Hill begins the book with his own family stories about how his white mother and black father met, and what it was like for him to grow up in an almost entirely white suburb of Toronto, Canada. His struggle with which part of his heritage to identify with, and how outsiders boxed him into EITHER black or white led him to search out other Canadians with similar parentage. 

The result is this eye-opening, sensitive and courageous book that—I guarantee—will challenge the way that you view ethnicity and ethnic identity.

If you enjoy this read, be sure to check out some of Hill's other publications.

6 Things To Know About The Amish

by Lindsay Shapka in ,

. There are about 8 subgroups of Amish who are themselves a subgroup of the Mennonite Christian faith.

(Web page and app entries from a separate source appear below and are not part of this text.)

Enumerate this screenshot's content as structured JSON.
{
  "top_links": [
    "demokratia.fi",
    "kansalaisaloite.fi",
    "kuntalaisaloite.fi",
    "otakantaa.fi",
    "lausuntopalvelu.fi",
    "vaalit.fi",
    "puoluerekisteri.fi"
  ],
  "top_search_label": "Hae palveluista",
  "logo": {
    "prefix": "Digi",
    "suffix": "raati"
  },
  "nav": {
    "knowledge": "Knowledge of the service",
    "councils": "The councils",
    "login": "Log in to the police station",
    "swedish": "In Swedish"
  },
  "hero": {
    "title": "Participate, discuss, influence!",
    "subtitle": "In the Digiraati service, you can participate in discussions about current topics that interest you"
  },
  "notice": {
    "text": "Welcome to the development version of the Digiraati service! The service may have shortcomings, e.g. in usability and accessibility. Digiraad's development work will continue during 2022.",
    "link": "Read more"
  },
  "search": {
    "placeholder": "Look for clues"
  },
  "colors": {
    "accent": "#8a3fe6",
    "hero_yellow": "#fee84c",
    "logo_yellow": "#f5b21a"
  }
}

2. The most traditional descendants speak Pennsylvania German (also known as Pennsylvania Dutch).

3. They live by a strict set of rules that include limiting the use of electricity and telephones, not driving automobiles, wearing plain (homemade) clothing, and never accepting help from government programs like Social Security.

4. Children only attend school until grade eight.

5. Rumspringa, or “running around” (recently made into an overdramatized TLC series called Breaking Amish) begins around the ages of 14-16, and is a time when young adults can break all of the rules and see what life outside their communities is like. During this time, those on rumspringa can wear “English” – aka modern – clothing, drink, use technology, and live in urban cities with NO penalty. This gives these young adults a chance to make an informed decision about whether or not they want to commit themselves to the church or not.

6. Baptism does not occur until around the ages of 16 and 25 (after rumspringa) which joins the individual with the church and community for life. Marriage can not occur until baptism does, and the Amish may ONLY marry individuals that are a part of their congregation. 

Reads For The Road: Starbucked by Taylor Clark

by Lindsay Shapka in , ,

Written by Taylor Clark — a guy who has NOTHING to do with the company itself — Starbucked tells the tale of how Starbucks began.

If you are a supporter of the mom-and-pop, unique cafe around the corner, and make it your life’s goal to avoid the seven Starbucks store that exist in one city block, you might be surprised that Starbucks was started by a few guys who were doing the same thing.

These guys were living in an era before major coffee chains, and when “American Coffee” would have taken paint off the wall. Not only that, the idea of the “cafe” where you could read, study, or visit with friends didn’t even exist. 

Fascinated by a specialty coffee shop that popped up where they were living, they started asking questions, doing some research and developing (what was at the time) a very ambitious business.

Combining his own investigations with witty observation, Clark tells the story of how the coffeehouse culture changed everyday life in North America and — as much as we hate to admit it — Starbucks led the way.

Give it a read, you might look at the green mermaid a bit differently if you do!